Parallel Presidents

Parallel Presidents

Alex Ayad

While the nation is left in suspense over President Trump’s health, it is not the first time the U.S. has had an infected president. The news of President Trump’s positive Covid-19 test echoes the events of 1919. Almost a century ago, President Wilson was infected with the Spanish Flu while in office.

The 1918 influenza also known as the “Spanish Flu” got its nickname from an unlikely source, government censorship of the media. During World War I Western countries passed legislation to keep the news quiet about the virus in order to protect the morale of the war. Spain, who was neutral in WWI, had no such media restrictions and therefore freely reported the pandemic.

Since Spain was the first country to widely report the virus, the 1918 influenza gained the nickname: “The Spanish Flu.” The influenzas origins are still debated by historians today. President Wilson contracted the virus while negotiating peace talks in Paris at the end of the war. Some argue this was a contributing factor in an exhausted Wilson’s allowance of harsh penalties on Germany during the Treaty of Versailles.

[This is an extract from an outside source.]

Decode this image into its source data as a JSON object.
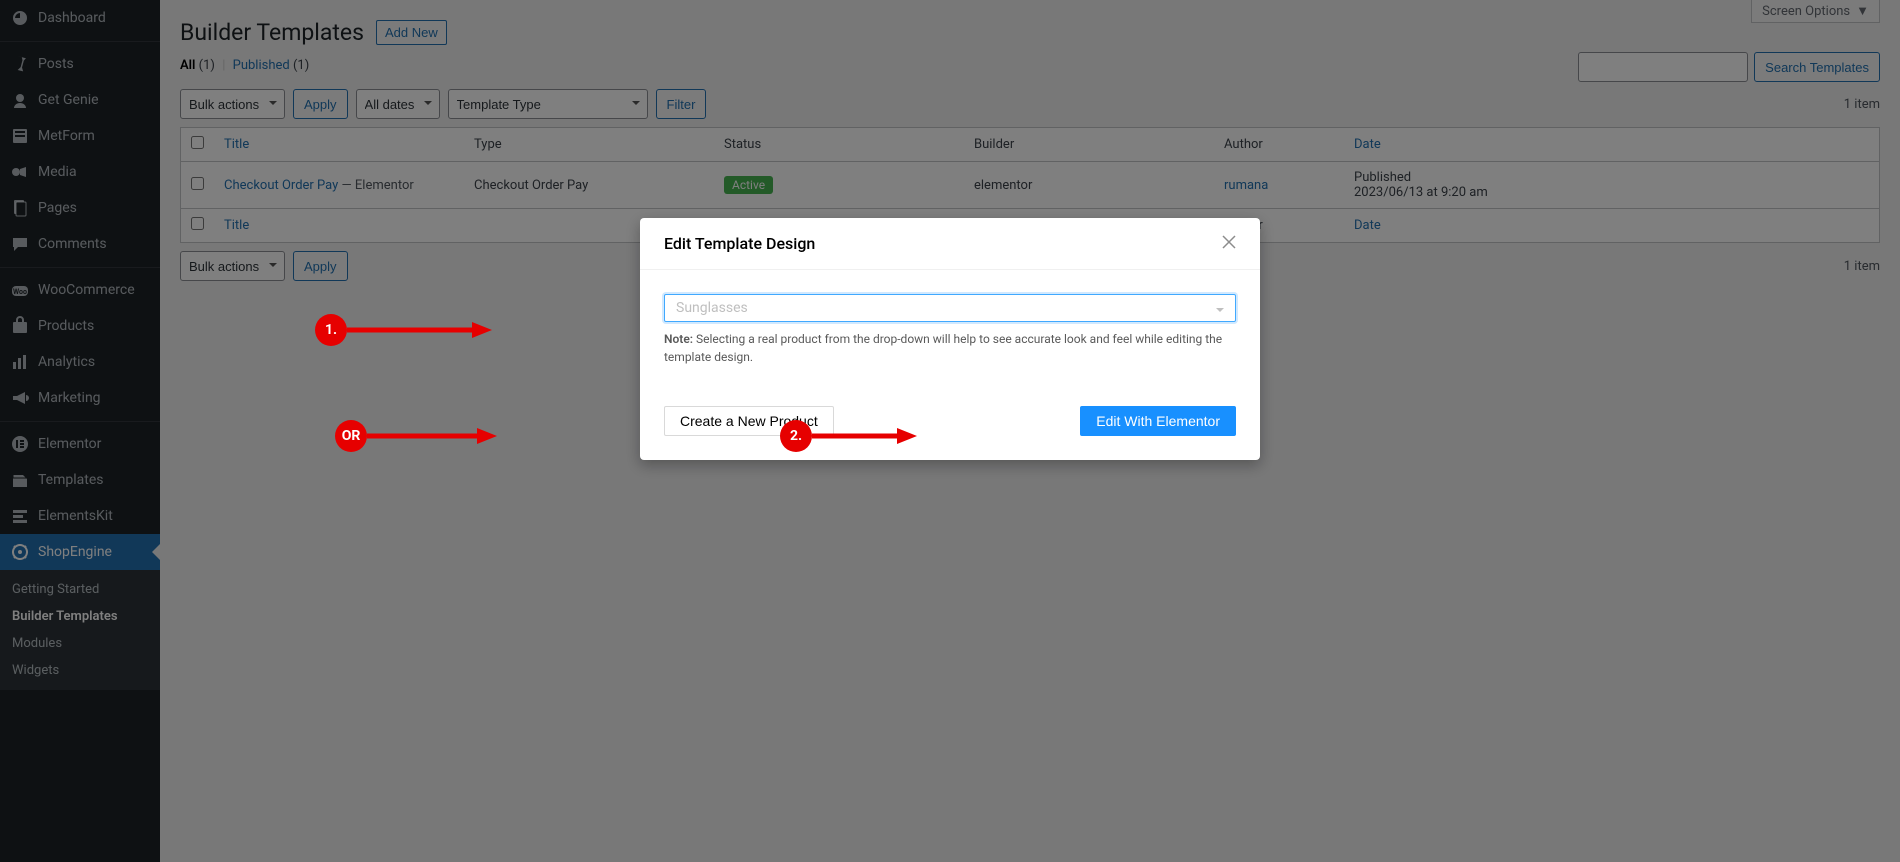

The President kept his illness a closely guarded secret, but was frequently incapacitated. Wilson’s wife, Edith Wilson, was arguably the first woman president, as she took on the role of a secret vizier to the bed ridden president. Wilson recovered, but due to the hefty tole on his health he was never the same again, he passed away only a few years later in 1924.